> [TASK GOAL]:
Bring back every record exactly, except for the pictures, which stay out.

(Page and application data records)
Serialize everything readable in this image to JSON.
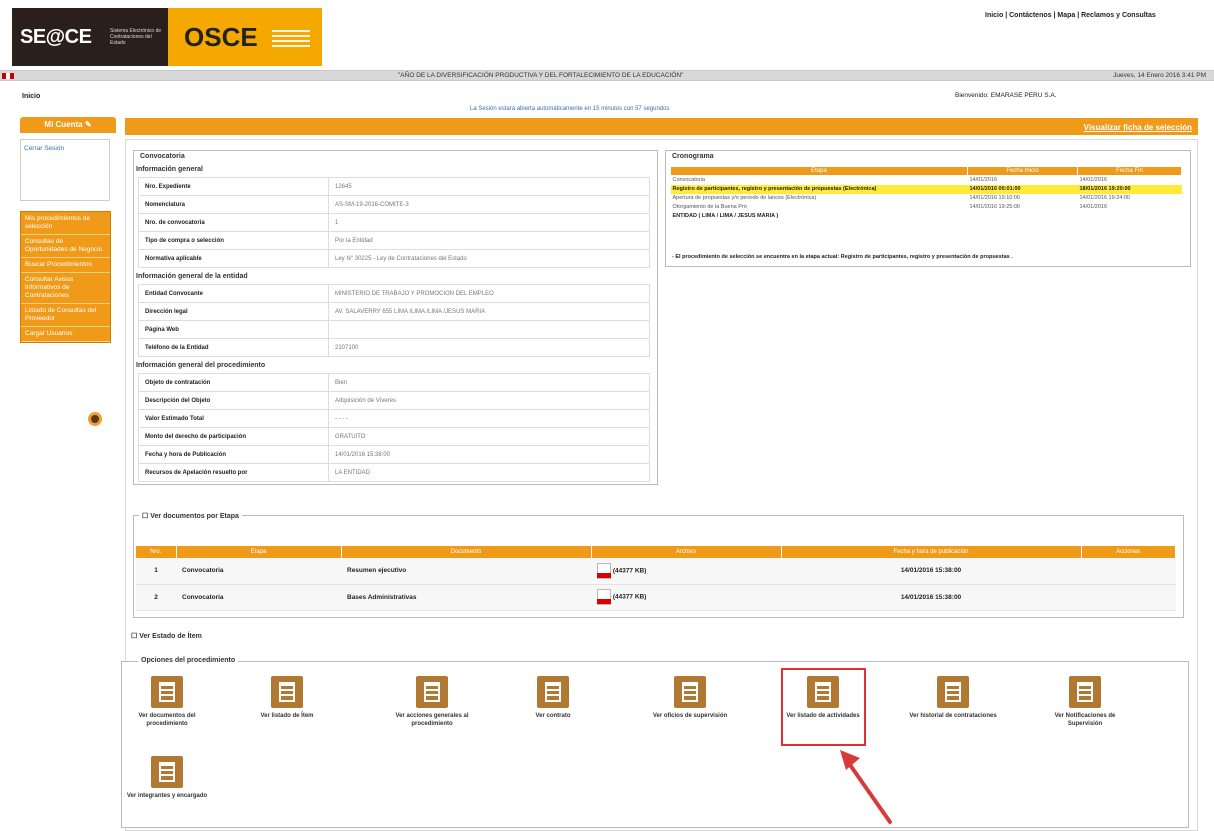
{
  "header": {
    "logo_seace": "SE@CE",
    "logo_seace_sub": "Sistema Electrónico de Contrataciones del Estado",
    "logo_osce": "OSCE",
    "top_links": "Inicio | Contáctenos | Mapa | Reclamos y Consultas"
  },
  "bar": {
    "year_title": "\"AÑO DE LA DIVERSIFICACIÓN PRODUCTIVA Y DEL FORTALECIMIENTO DE LA EDUCACIÓN\"",
    "date": "Jueves, 14 Enero 2016 3:41 PM"
  },
  "breadcrumb": "Inicio",
  "entidad": "Bienvenido: EMARASE PERU S.A.",
  "notice": "La Sesión estará abierta automáticamente en 15 minutos con 57 segundos",
  "sidebar": {
    "title": "Mi Cuenta",
    "logout": "Cerrar Sesión",
    "items": [
      "Mis procedimientos de selección",
      "Consultas de Oportunidades de Negocio",
      "Buscar Procedimientos",
      "Consultar Avisos Informativos de Contrataciones",
      "Listado de Consultas del Proveedor",
      "Cargar Usuarios"
    ]
  },
  "main": {
    "visualizar": "Visualizar ficha de selección",
    "convocatoria_title": "Convocatoria",
    "general_title": "Información general",
    "general": [
      {
        "label": "Nro. Expediente",
        "value": "12645"
      },
      {
        "label": "Nomenclatura",
        "value": "AS-SM-19-2016-COMITE-3"
      },
      {
        "label": "Nro. de convocatoria",
        "value": "1"
      },
      {
        "label": "Tipo de compra o selección",
        "value": "Por la Entidad"
      },
      {
        "label": "Normativa aplicable",
        "value": "Ley N° 30225 - Ley de Contrataciones del Estado"
      }
    ],
    "entidad_title": "Información general de la entidad",
    "entidad": [
      {
        "label": "Entidad Convocante",
        "value": "MINISTERIO DE TRABAJO Y PROMOCION DEL EMPLEO"
      },
      {
        "label": "Dirección legal",
        "value": "AV. SALAVERRY 655 LIMA /LIMA /LIMA /JESUS MARIA"
      },
      {
        "label": "Página Web",
        "value": ""
      },
      {
        "label": "Teléfono de la Entidad",
        "value": "2107100"
      }
    ],
    "procedimiento_title": "Información general del procedimiento",
    "procedimiento": [
      {
        "label": "Objeto de contratación",
        "value": "Bien"
      },
      {
        "label": "Descripción del Objeto",
        "value": "Adquisición de Víveres"
      },
      {
        "label": "Valor Estimado Total",
        "value": "- - - -"
      },
      {
        "label": "Monto del derecho de participación",
        "value": "GRATUITO"
      },
      {
        "label": "Fecha y hora de Publicación",
        "value": "14/01/2016 15:38:00"
      },
      {
        "label": "Recursos de Apelación resuelto por",
        "value": "LA ENTIDAD"
      }
    ]
  },
  "cronograma": {
    "title": "Cronograma",
    "headers": [
      "Etapa",
      "Fecha Inicio",
      "Fecha Fin"
    ],
    "rows": [
      {
        "etapa": "Convocatoria",
        "inicio": "14/01/2016",
        "fin": "14/01/2016",
        "hl": false
      },
      {
        "etapa": "Registro de participantes, registro y presentación de propuestas (Electrónica)",
        "inicio": "14/01/2016 00:01:00",
        "fin": "18/01/2016 19:20:00",
        "hl": true
      },
      {
        "etapa": "Apertura de propuestas y/o periodo de lances (Electrónica)",
        "inicio": "14/01/2016 19:10:00",
        "fin": "14/01/2016 19:24:00",
        "hl": false
      },
      {
        "etapa": "Otorgamiento de la Buena Pro",
        "inicio": "14/01/2016 19:25:00",
        "fin": "14/01/2016",
        "hl": false
      },
      {
        "etapa": "ENTIDAD ( LIMA / LIMA / JESUS MARIA )",
        "inicio": "",
        "fin": "",
        "hl": false
      }
    ],
    "note": "- El procedimiento de selección se encuentra en la etapa actual: Registro de participantes, registro y presentación de propuestas ."
  },
  "docs": {
    "toggle": "Ver documentos por Etapa",
    "headers": [
      "Nro.",
      "Etapa",
      "Documento",
      "Archivo",
      "Fecha y hora de publicación",
      "Acciones"
    ],
    "rows": [
      {
        "nro": "1",
        "etapa": "Convocatoria",
        "documento": "Resumen ejecutivo",
        "archivo": "(44377 KB)",
        "fecha": "14/01/2016 15:38:00"
      },
      {
        "nro": "2",
        "etapa": "Convocatoria",
        "documento": "Bases Administrativas",
        "archivo": "(44377 KB)",
        "fecha": "14/01/2016 15:38:00"
      }
    ]
  },
  "items_toggle": "Ver Estado de Ítem",
  "opciones": {
    "title": "Opciones del procedimiento",
    "items": [
      "Ver documentos del procedimiento",
      "Ver listado de Ítem",
      "Ver acciones generales al procedimiento",
      "Ver contrato",
      "Ver oficios de supervisión",
      "Ver listado de actividades",
      "Ver historial de contrataciones",
      "Ver Notificaciones de Supervisión",
      "Ver integrantes y encargado"
    ]
  }
}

> [SOLUTION TO THE PROBLEM]:
Serialize everything readable in this image to JSON.
{
  "header": {
    "logo_seace": "SE@CE",
    "logo_seace_sub": "Sistema Electrónico de Contrataciones del Estado",
    "logo_osce": "OSCE",
    "top_links": "Inicio | Contáctenos | Mapa | Reclamos y Consultas"
  },
  "bar": {
    "year_title": "\"AÑO DE LA DIVERSIFICACIÓN PRODUCTIVA Y DEL FORTALECIMIENTO DE LA EDUCACIÓN\"",
    "date": "Jueves, 14 Enero 2016 3:41 PM"
  },
  "breadcrumb": "Inicio",
  "entidad": "Bienvenido: EMARASE PERU S.A.",
  "notice": "La Sesión estará abierta automáticamente en 15 minutos con 57 segundos",
  "sidebar": {
    "title": "Mi Cuenta",
    "logout": "Cerrar Sesión",
    "items": [
      "Mis procedimientos de selección",
      "Consultas de Oportunidades de Negocio",
      "Buscar Procedimientos",
      "Consultar Avisos Informativos de Contrataciones",
      "Listado de Consultas del Proveedor",
      "Cargar Usuarios"
    ]
  },
  "main": {
    "visualizar": "Visualizar ficha de selección",
    "convocatoria_title": "Convocatoria",
    "general_title": "Información general",
    "general": [
      {
        "label": "Nro. Expediente",
        "value": "12645"
      },
      {
        "label": "Nomenclatura",
        "value": "AS-SM-19-2016-COMITE-3"
      },
      {
        "label": "Nro. de convocatoria",
        "value": "1"
      },
      {
        "label": "Tipo de compra o selección",
        "value": "Por la Entidad"
      },
      {
        "label": "Normativa aplicable",
        "value": "Ley N° 30225 - Ley de Contrataciones del Estado"
      }
    ],
    "entidad_title": "Información general de la entidad",
    "entidad": [
      {
        "label": "Entidad Convocante",
        "value": "MINISTERIO DE TRABAJO Y PROMOCION DEL EMPLEO"
      },
      {
        "label": "Dirección legal",
        "value": "AV. SALAVERRY 655 LIMA /LIMA /LIMA /JESUS MARIA"
      },
      {
        "label": "Página Web",
        "value": ""
      },
      {
        "label": "Teléfono de la Entidad",
        "value": "2107100"
      }
    ],
    "procedimiento_title": "Información general del procedimiento",
    "procedimiento": [
      {
        "label": "Objeto de contratación",
        "value": "Bien"
      },
      {
        "label": "Descripción del Objeto",
        "value": "Adquisición de Víveres"
      },
      {
        "label": "Valor Estimado Total",
        "value": "- - - -"
      },
      {
        "label": "Monto del derecho de participación",
        "value": "GRATUITO"
      },
      {
        "label": "Fecha y hora de Publicación",
        "value": "14/01/2016 15:38:00"
      },
      {
        "label": "Recursos de Apelación resuelto por",
        "value": "LA ENTIDAD"
      }
    ]
  },
  "cronograma": {
    "title": "Cronograma",
    "headers": [
      "Etapa",
      "Fecha Inicio",
      "Fecha Fin"
    ],
    "rows": [
      {
        "etapa": "Convocatoria",
        "inicio": "14/01/2016",
        "fin": "14/01/2016",
        "hl": false
      },
      {
        "etapa": "Registro de participantes, registro y presentación de propuestas (Electrónica)",
        "inicio": "14/01/2016 00:01:00",
        "fin": "18/01/2016 19:20:00",
        "hl": true
      },
      {
        "etapa": "Apertura de propuestas y/o periodo de lances (Electrónica)",
        "inicio": "14/01/2016 19:10:00",
        "fin": "14/01/2016 19:24:00",
        "hl": false
      },
      {
        "etapa": "Otorgamiento de la Buena Pro",
        "inicio": "14/01/2016 19:25:00",
        "fin": "14/01/2016",
        "hl": false
      },
      {
        "etapa": "ENTIDAD ( LIMA / LIMA / JESUS MARIA )",
        "inicio": "",
        "fin": "",
        "hl": false
      }
    ],
    "note": "- El procedimiento de selección se encuentra en la etapa actual: Registro de participantes, registro y presentación de propuestas ."
  },
  "docs": {
    "toggle": "Ver documentos por Etapa",
    "headers": [
      "Nro.",
      "Etapa",
      "Documento",
      "Archivo",
      "Fecha y hora de publicación",
      "Acciones"
    ],
    "rows": [
      {
        "nro": "1",
        "etapa": "Convocatoria",
        "documento": "Resumen ejecutivo",
        "archivo": "(44377 KB)",
        "fecha": "14/01/2016 15:38:00"
      },
      {
        "nro": "2",
        "etapa": "Convocatoria",
        "documento": "Bases Administrativas",
        "archivo": "(44377 KB)",
        "fecha": "14/01/2016 15:38:00"
      }
    ]
  },
  "items_toggle": "Ver Estado de Ítem",
  "opciones": {
    "title": "Opciones del procedimiento",
    "items": [
      "Ver documentos del procedimiento",
      "Ver listado de Ítem",
      "Ver acciones generales al procedimiento",
      "Ver contrato",
      "Ver oficios de supervisión",
      "Ver listado de actividades",
      "Ver historial de contrataciones",
      "Ver Notificaciones de Supervisión",
      "Ver integrantes y encargado"
    ]
  }
}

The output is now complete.